More Federal Scrutiny for Troubled ITT

Federal regulators stepped up their scrutiny of ITT Educational Services this week, Inside Higher Ed reported. The U.S. Securities and Exchange Commission (SEC) on Tuesday filed suit against the for-profit giant, charging ITT and its two top executives with fraud for allegedly concealing massive losses in two company-backed student loan programs.

The commission's complaint, filed in the U.S. District Court in Indianapolis, says ITT attempted to hide the fact that the loan pools underlying two of its programs had performed so badly that the company would be on the hook for losses that came from those financing the loans. Rather than disclose those looming liabilities, the SEC said ITT and its top two executives made numerous misstatements and omissions – in public filings and in calls with investors – to conceal the condition of the student loan programs.

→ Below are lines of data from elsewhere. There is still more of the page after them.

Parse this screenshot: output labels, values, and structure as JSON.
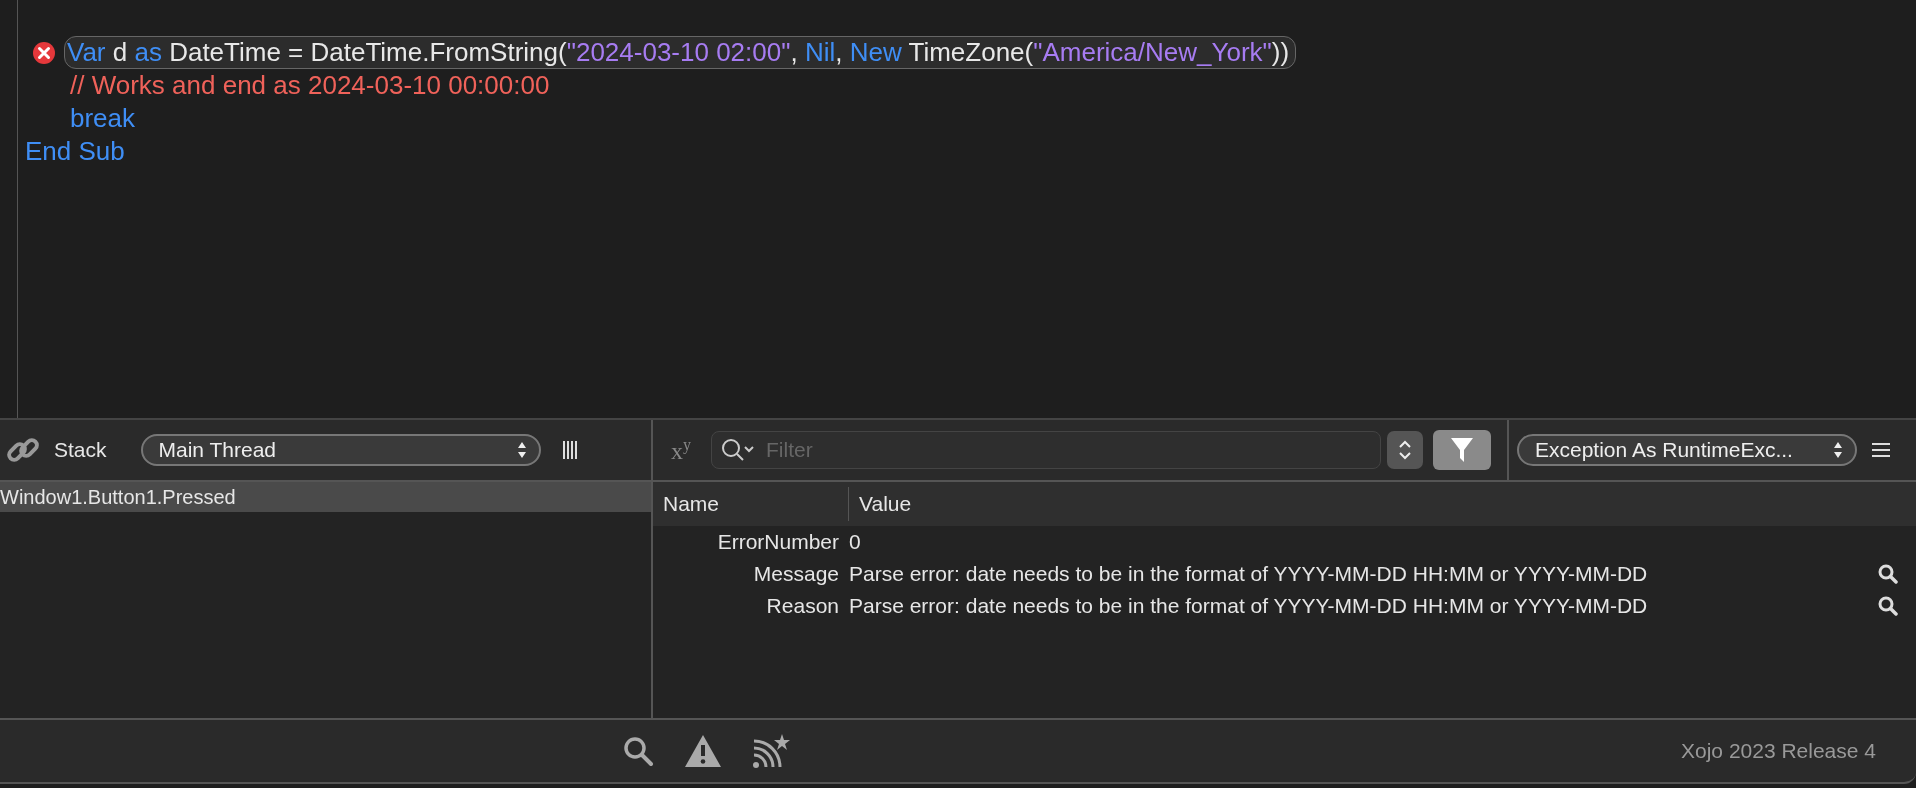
{
  "code": {
    "lines": [
      {
        "kind": "body",
        "error": true,
        "tokens": [
          {
            "kind": "keyword",
            "text": "Var"
          },
          {
            "kind": "plain",
            "text": " d "
          },
          {
            "kind": "keyword",
            "text": "as"
          },
          {
            "kind": "plain",
            "text": " DateTime = DateTime.FromString("
          },
          {
            "kind": "string",
            "text": "\"2024-03-10 02:00\""
          },
          {
            "kind": "plain",
            "text": ", "
          },
          {
            "kind": "keyword",
            "text": "Nil"
          },
          {
            "kind": "plain",
            "text": ", "
          },
          {
            "kind": "keyword",
            "text": "New"
          },
          {
            "kind": "plain",
            "text": " TimeZone("
          },
          {
            "kind": "string",
            "text": "\"America/New_York\""
          },
          {
            "kind": "plain",
            "text": "))"
          }
        ]
      },
      {
        "kind": "body",
        "error": false,
        "tokens": [
          {
            "kind": "comment",
            "text": "// Works and end as 2024-03-10 00:00:00"
          }
        ]
      },
      {
        "kind": "body",
        "error": false,
        "tokens": [
          {
            "kind": "keyword",
            "text": "break"
          }
        ]
      },
      {
        "kind": "end",
        "error": false,
        "tokens": [
          {
            "kind": "keyword",
            "text": "End Sub"
          }
        ]
      }
    ]
  },
  "stack": {
    "title": "Stack",
    "thread": "Main Thread",
    "frames": [
      {
        "label": "Window1.Button1.Pressed",
        "selected": true
      }
    ]
  },
  "variables": {
    "superscript_toggle": "x$^{y}$",
    "filter": {
      "placeholder": "Filter"
    },
    "scope": "Exception As RuntimeExc...",
    "columns": [
      "Name",
      "Value"
    ],
    "rows": [
      {
        "name": "ErrorNumber",
        "value": "0",
        "inspectable": false
      },
      {
        "name": "Message",
        "value": "Parse error: date needs to be in the format of YYYY-MM-DD HH:MM or YYYY-MM-DD",
        "inspectable": true
      },
      {
        "name": "Reason",
        "value": "Parse error: date needs to be in the format of YYYY-MM-DD HH:MM or YYYY-MM-DD",
        "inspectable": true
      }
    ]
  },
  "status_bar": {
    "version": "Xojo 2023 Release 4"
  }
}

The complaint also states that ITT made payments on delinquent borrowers' accounts to keep their loans from defaulting, which would have triggered "tens of millions of dollars of guarantee payments."

ITT said it "vehemently" disagrees with the SEC's allegations.

"Throughout the relevant time period, we repeatedly expanded our disclosures in an effort to present material information to investors," the company said in a written statement. "We also repeatedly conferred with outside experts, as well as our outside, registered independent auditor. We shared extensive information with these experts to confirm that our accounting treatment was reasonable and appropriate. The company's robust record of consultation and deliberation rebuts any allegation of wrongdoing."

The company is also the target of other federal agencies, The Chronicle of Higher Education reported. The U.S. Education Department placed ITT on heightened cash monitoring, the same penalty that took down Corinthian Colleges by freezing aid payments and causing a cash-flow crisis. Additionally, the Consumer Financial Protection Bureau sued ITT last year, arguing that the for-profit pressured students to take out loans it knew they would be unlikely to pay back.

ITT serves over 50,000 students at some 135 ITT Institute and Daniel Webster College campuses in 39 states and online.


Related Links

U.S. Securities and Exchange Commission Press Release

Inside Higher Ed

The Chronicle of Higher Education